, shallow draft sectors have experienced a tumultuous year of evolution, changing market conditions, a rapidly shifting regulatory environment and new opportunities. Anything but boring; and within the pages of Maritime Reporter’ & Engineering News’ Annual Yearbook, Joseph Keefe, editor of sister-publication
1, 2020. The measure that would bring about an even stones to consider. In 2023, the IMO will begins to look out to 2030, and then to IEA, in its report, comments, “The quan- tougher 0.1% marine fuels sulfur limit in be implementing a Revised Strategy on still more distant horizons to 2050, talk tity
fuels bunker pool.
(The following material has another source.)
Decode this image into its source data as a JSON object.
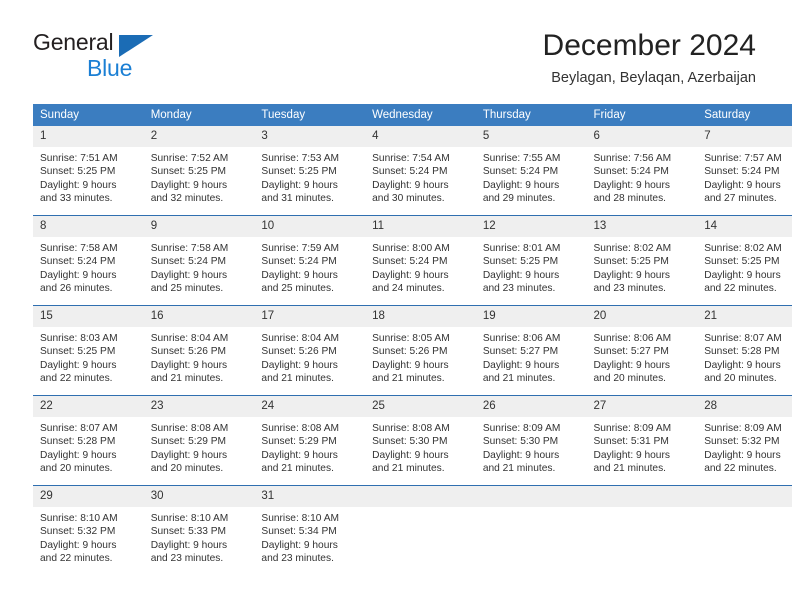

Although the shipping and speci? c re? nery con? gurations in the the supplied IFO can stay as 3.5% but would begin in Q3 2019. Supporting that re? ning industries have been preparing face of changed requirements, are now the majority of fuel will need to be 0.5% projection, ExxonMobil
from Massachusetts to Virginia. In 2018, The project utilizes patented Voltur- models will allow easier, faster and more nically and learning how to export this DOE chose the New York State Energy nUS platform technology, a ? oating con- accurate evaluations and assessments new offshore business. Perhaps
I INSIGHTS: RENEWABLE ENERGY ment grants. This is especially true in the The Jones Act & OSW Wind project in Rhode Island, the ? rst aboard OSW support vessels. (This will cases of Maryland and Massachusetts. For the most part, we have found the commercial offshore wind farm in the be addressed